Japan lower house passes US trade deal to cut tariffs

Updated 25 min 33 sec ago

Japan lower house passes US trade deal to cut tariffs

  • Doubts remain over elimination of car import levies under prime minister’s ‘win-win’ agreement

TOKYO: Japan’s lower house of Parliament approved on Tuesday a limited trade deal Prime Minister Shinzo Abe agreed with the US, clearing the way for tariff cuts next year on items, including US farm goods and Japanese machine tools.

But there is uncertainty over how much progress Japan can make in negotiating the elimination of US tariffs on its cars and car parts, casting doubt on Abe’s assurances the deal he signed with US President Donald Trump was “win-win.”

Japan and the US last month formally signed the limited trade deal to cut tariffs on US farm goods, Japanese machine tools and other products while staving off the threat of higher US car duties.

The government’s proposal to ratify the trade deal will next be brought to the upper house for a vote, but its passage in the powerful lower house increases the chances it will come into force in January.


Japan and the US last month signed a limited trade deal to cut tariffs on US farm goods, Japanese machine tools and other products .

The deal will give Trump a success he can trumpet to voters, but Abe has said it will bring as much benefit to Japan as to the US.
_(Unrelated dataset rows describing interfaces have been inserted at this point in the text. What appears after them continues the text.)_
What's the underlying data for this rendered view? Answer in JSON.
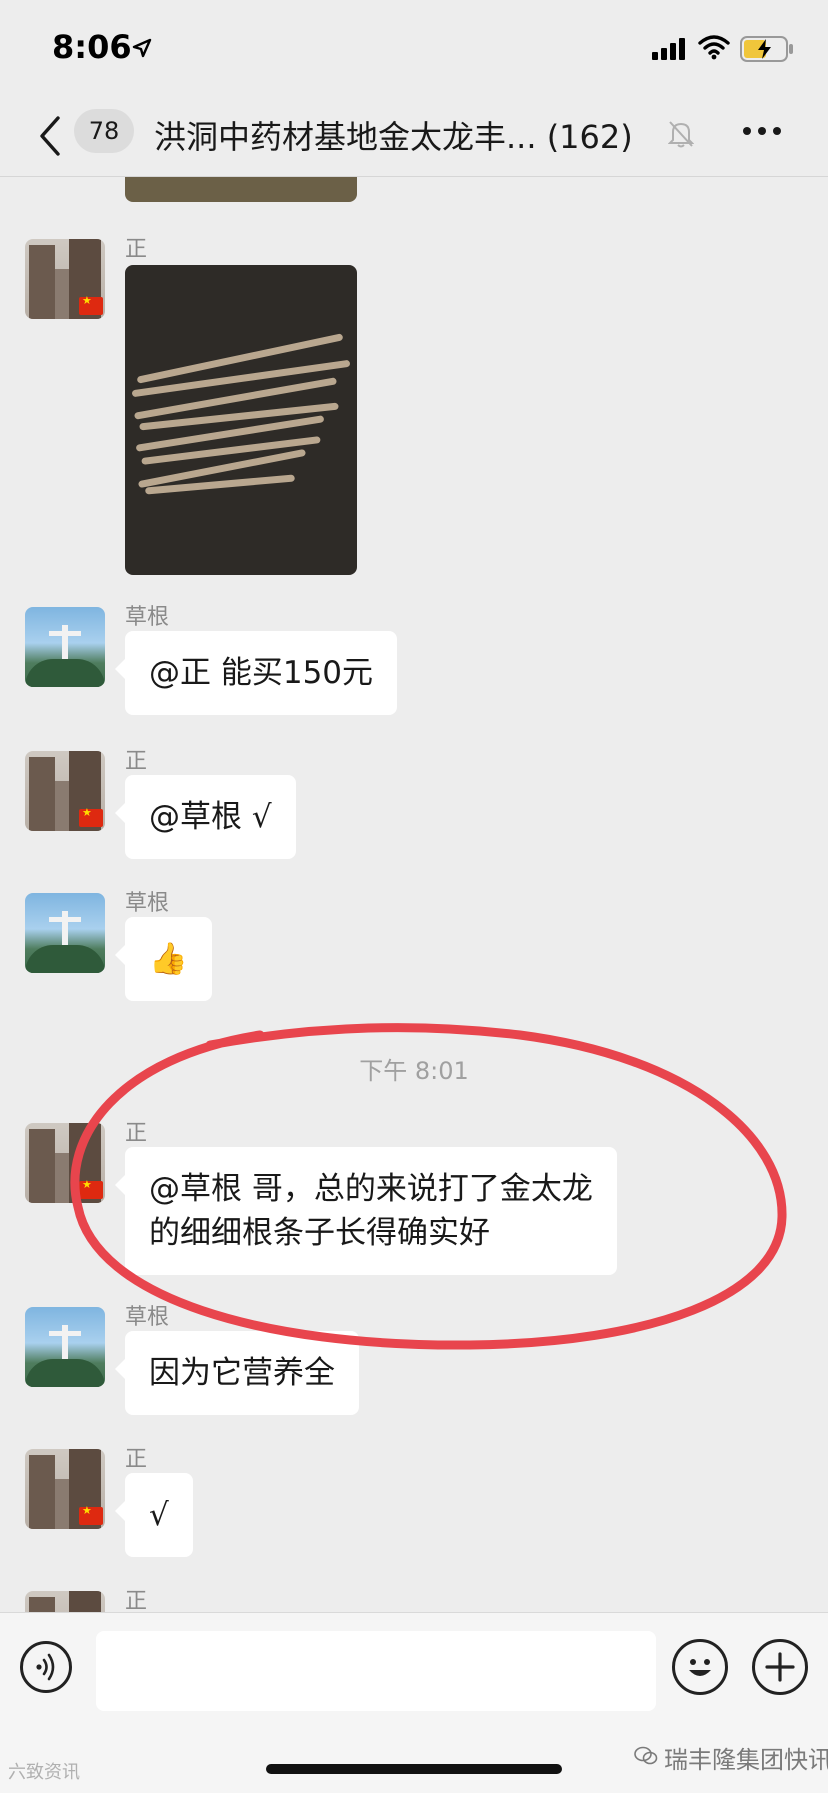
{
  "status_bar": {
    "time": "8:06"
  },
  "nav": {
    "unread_count": "78",
    "title": "洪洞中药材基地金太龙丰... (162)"
  },
  "messages": [
    {
      "sender": "正",
      "type": "image",
      "description": "roots"
    },
    {
      "sender": "草根",
      "type": "text",
      "text": "@正 能买150元"
    },
    {
      "sender": "正",
      "type": "text",
      "text": "@草根 √"
    },
    {
      "sender": "草根",
      "type": "emoji",
      "text": "👍"
    },
    {
      "type": "timestamp",
      "text": "下午 8:01"
    },
    {
      "sender": "正",
      "type": "text",
      "line1": "@草根 哥，总的来说打了金太龙",
      "line2": "的细细根条子长得确实好"
    },
    {
      "sender": "草根",
      "type": "text",
      "text": "因为它营养全"
    },
    {
      "sender": "正",
      "type": "text",
      "text": "√"
    },
    {
      "sender": "正",
      "type": "partial"
    }
  ],
  "watermarks": {
    "left": "六致资讯",
    "right": "瑞丰隆集团快讯"
  },
  "colors": {
    "annotation": "#e8454d",
    "bubble": "#ffffff",
    "background": "#ededed"
  }
}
Japan has estimated the initial deal will boost its economy by about 0.8 percent over the next 10-20 years, when the benefits fully kick in. It also estimated 212.8 billion yen of overall tariffs on Japan’s exports to the US will be reduced.

But the figures were based on the assumption the US would eliminate its tariffs on Japanese autos and auto parts — a major sticking point.
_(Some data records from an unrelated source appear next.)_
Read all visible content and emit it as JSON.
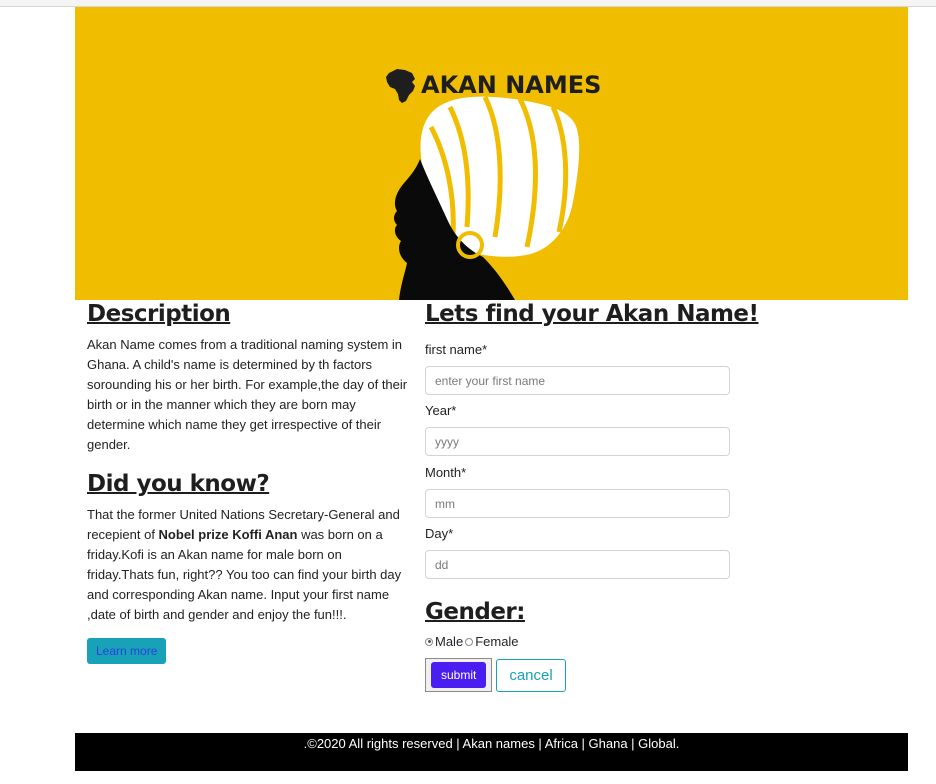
{
  "banner": {
    "logo_text": "AKAN NAMES",
    "colors": {
      "background": "#f1bd00",
      "dark": "#1e1e1e",
      "white": "#ffffff"
    },
    "icons": [
      "africa-map-icon",
      "woman-silhouette-illustration"
    ]
  },
  "description": {
    "heading": "Description",
    "text": "Akan Name comes from a traditional naming system in Ghana. A child's name is determined by th factors sorounding his or her birth. For example,the day of their birth or in the manner which they are born may determine which name they get irrespective of their gender."
  },
  "did_you_know": {
    "heading": "Did you know?",
    "text_before": "That the former United Nations Secretary-General and recepient of ",
    "bold": "Nobel prize Koffi Anan",
    "text_after": " was born on a friday.Kofi is an Akan name for male born on friday.Thats fun, right?? You too can find your birth day and corresponding Akan name. Input your first name ,date of birth and gender and enjoy the fun!!!.",
    "button_label": "Learn more"
  },
  "form": {
    "heading": "Lets find your Akan Name!",
    "fields": [
      {
        "label": "first name*",
        "placeholder": "enter your first name"
      },
      {
        "label": "Year*",
        "placeholder": "yyyy"
      },
      {
        "label": "Month*",
        "placeholder": "mm"
      },
      {
        "label": "Day*",
        "placeholder": "dd"
      }
    ],
    "gender_heading": "Gender:",
    "gender_options": [
      {
        "label": "Male",
        "selected": true
      },
      {
        "label": "Female",
        "selected": false
      }
    ],
    "submit_label": "submit",
    "cancel_label": "cancel"
  },
  "footer": {
    "text": ".©2020 All rights reserved | Akan names | Africa | Ghana | Global."
  },
  "colors": {
    "accent_teal": "#17a2b8",
    "submit_purple": "#4a1ef0",
    "footer_bg": "#000000"
  }
}
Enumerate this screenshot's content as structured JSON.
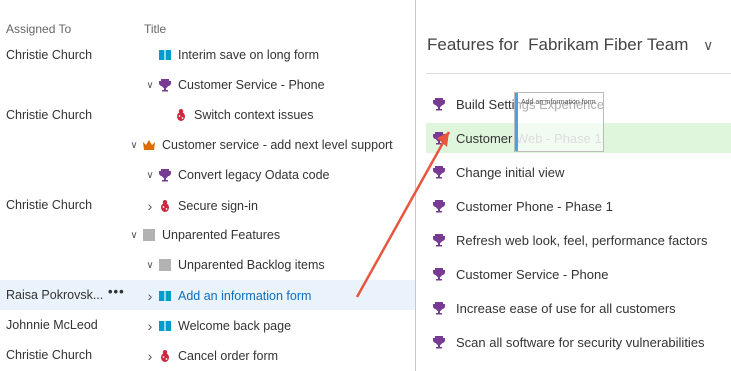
{
  "left": {
    "headers": {
      "assigned": "Assigned To",
      "title": "Title"
    },
    "rows": [
      {
        "assigned": "Christie Church",
        "chevron": "",
        "icon": "book-icon",
        "title": "Interim save on long form",
        "indent": 1
      },
      {
        "assigned": "",
        "chevron": "chevron-down-icon",
        "icon": "trophy-icon",
        "title": "Customer Service - Phone",
        "indent": 1
      },
      {
        "assigned": "Christie Church",
        "chevron": "",
        "icon": "bug-icon",
        "title": "Switch context issues",
        "indent": 2
      },
      {
        "assigned": "",
        "chevron": "chevron-down-icon",
        "icon": "crown-icon",
        "title": "Customer service - add next level support",
        "indent": 0
      },
      {
        "assigned": "",
        "chevron": "chevron-down-icon",
        "icon": "trophy-icon",
        "title": "Convert legacy Odata code",
        "indent": 1
      },
      {
        "assigned": "Christie Church",
        "chevron": "chevron-right-icon",
        "icon": "bug-icon",
        "title": "Secure sign-in",
        "indent": 1
      },
      {
        "assigned": "",
        "chevron": "chevron-down-icon",
        "icon": "gray-box-icon",
        "title": "Unparented Features",
        "indent": 0
      },
      {
        "assigned": "",
        "chevron": "chevron-down-icon",
        "icon": "gray-box-icon",
        "title": "Unparented Backlog items",
        "indent": 1
      },
      {
        "assigned": "Raisa Pokrovsk...",
        "chevron": "chevron-right-icon",
        "icon": "book-icon",
        "title": "Add an information form",
        "indent": 1,
        "selected": true,
        "more": "•••"
      },
      {
        "assigned": "Johnnie McLeod",
        "chevron": "chevron-right-icon",
        "icon": "book-icon",
        "title": "Welcome back page",
        "indent": 1
      },
      {
        "assigned": "Christie Church",
        "chevron": "chevron-right-icon",
        "icon": "bug-icon",
        "title": "Cancel order form",
        "indent": 1
      }
    ]
  },
  "right": {
    "title_prefix": "Features for",
    "team": "Fabrikam Fiber Team",
    "features": [
      {
        "label": "Build Settings Experience"
      },
      {
        "label_dark": "Customer",
        "label_faded": " Web - Phase 1",
        "highlight": true
      },
      {
        "label": "Change initial view"
      },
      {
        "label": "Customer Phone - Phase 1"
      },
      {
        "label": "Refresh web look, feel, performance factors"
      },
      {
        "label": "Customer Service - Phone"
      },
      {
        "label": "Increase ease of use for all customers"
      },
      {
        "label": "Scan all software for security vulnerabilities"
      }
    ]
  },
  "drag_tooltip": {
    "text": "Add an information form"
  },
  "colors": {
    "trophy": "#773b93",
    "bug": "#cc293d",
    "book": "#009ccc",
    "crown": "#e06c00",
    "gray": "#b2b2b2",
    "arrow": "#e8563f",
    "highlight": "#dff6dd",
    "selected": "#eaf2fb",
    "link": "#106ebe"
  }
}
Without those tariff cuts, the reduction in overall US tariffs on Japanese goods would be a little over 10 percent of the government’s projection, according to Japan’s Asahi newspaper and Mitsubishi UFJ Research and Consulting.
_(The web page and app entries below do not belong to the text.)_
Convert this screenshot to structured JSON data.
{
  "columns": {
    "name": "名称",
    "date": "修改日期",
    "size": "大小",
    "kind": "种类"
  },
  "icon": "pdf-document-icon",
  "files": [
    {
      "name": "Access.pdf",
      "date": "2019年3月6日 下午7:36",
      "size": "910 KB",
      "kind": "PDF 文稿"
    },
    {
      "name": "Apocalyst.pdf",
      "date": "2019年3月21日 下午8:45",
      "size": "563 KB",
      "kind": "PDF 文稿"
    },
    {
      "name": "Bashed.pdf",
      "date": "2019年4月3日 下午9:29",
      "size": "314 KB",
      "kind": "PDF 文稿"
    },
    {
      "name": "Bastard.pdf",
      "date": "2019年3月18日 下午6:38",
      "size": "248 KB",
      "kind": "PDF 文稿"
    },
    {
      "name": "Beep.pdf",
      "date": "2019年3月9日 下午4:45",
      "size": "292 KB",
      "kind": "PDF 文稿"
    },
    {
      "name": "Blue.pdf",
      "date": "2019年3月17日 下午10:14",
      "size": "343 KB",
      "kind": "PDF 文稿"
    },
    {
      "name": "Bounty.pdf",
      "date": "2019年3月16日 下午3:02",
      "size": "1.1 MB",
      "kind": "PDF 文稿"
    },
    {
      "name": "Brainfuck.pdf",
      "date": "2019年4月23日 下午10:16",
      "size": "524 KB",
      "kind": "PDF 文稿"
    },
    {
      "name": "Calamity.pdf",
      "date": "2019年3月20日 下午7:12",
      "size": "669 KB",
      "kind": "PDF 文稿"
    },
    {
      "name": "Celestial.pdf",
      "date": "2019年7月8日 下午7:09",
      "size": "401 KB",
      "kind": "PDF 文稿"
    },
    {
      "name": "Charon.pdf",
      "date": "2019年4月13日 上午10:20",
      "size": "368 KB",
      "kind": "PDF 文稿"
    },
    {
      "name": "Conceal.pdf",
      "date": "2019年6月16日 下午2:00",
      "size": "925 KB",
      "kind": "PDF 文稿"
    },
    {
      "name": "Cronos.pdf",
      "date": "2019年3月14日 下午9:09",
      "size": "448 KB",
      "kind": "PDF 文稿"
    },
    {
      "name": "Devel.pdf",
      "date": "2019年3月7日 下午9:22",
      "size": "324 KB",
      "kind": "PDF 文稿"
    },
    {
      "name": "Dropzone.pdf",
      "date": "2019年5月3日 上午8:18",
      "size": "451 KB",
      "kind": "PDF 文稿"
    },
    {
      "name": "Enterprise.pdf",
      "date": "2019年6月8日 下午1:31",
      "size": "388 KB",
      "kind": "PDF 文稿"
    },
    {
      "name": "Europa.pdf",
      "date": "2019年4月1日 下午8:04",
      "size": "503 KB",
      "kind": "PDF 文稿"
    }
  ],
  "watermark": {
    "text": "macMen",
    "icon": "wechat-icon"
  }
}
After the deal is ratified, Japan and the US have four months to consult on further talks, and Trump has said he wants more trade talks with Japan after the initial deal.

But Japanese government sources familiar with the talks say the momentum to negotiate a deeper deal appears to have waned for now with Washington preoccupied with talks
with Beijing.

“It is unclear whether Washington seriously wants to continue trade talks,” one of the sources said.

“The question is how much time the US can allocate for talks with Japan, even if we start negotiations. There is limited time to conclude talks before the presidential elections.”

Japan and the US already appear to have different interpretations of what was agreed on car tariffs.

Japan has said it has received US assurance that it would scrap tariffs on Japanese cars and car parts, and that the only remaining issue was the timing.

But Washington has not confirmed that.

US Trade Representative Robert Lighthizer has said cars were not included in the agreement, and that it was only Japan’s ambition to discuss car tariffs in the future.

A US document only said customs duties on autos and auto parts “will be subject to further negotiations with respect to the elimination of customs duties.”

“The deal was left vague on the issue of tariff cuts on Japanese auto and auto parts. Otherwise, we couldn’t have reached the agreement,” another source said.

There is also uncertainty on whether Trump will drop threats to impose steep tariffs on Japanese car imports under “Section 232” that gives him authority to do so on national security grounds.

Abe said he had received an assurance from Trump that he would not do that, though analysts say the president could always change his mind, or at least keep Japan guessing.

Opposition parties have attacked Abe for a deal they say is unfair. Critics say Trump could drag
his feet on further negotiations unless he is sure he can win more concessions.

“There is a chance Trump will put pressure on Japan on trade to appeal to his voters,” said Junichi Sugawara, senior research officer at Mizuho Research Institute. “There’s a possibility he could
renew his threat over auto tariffs.”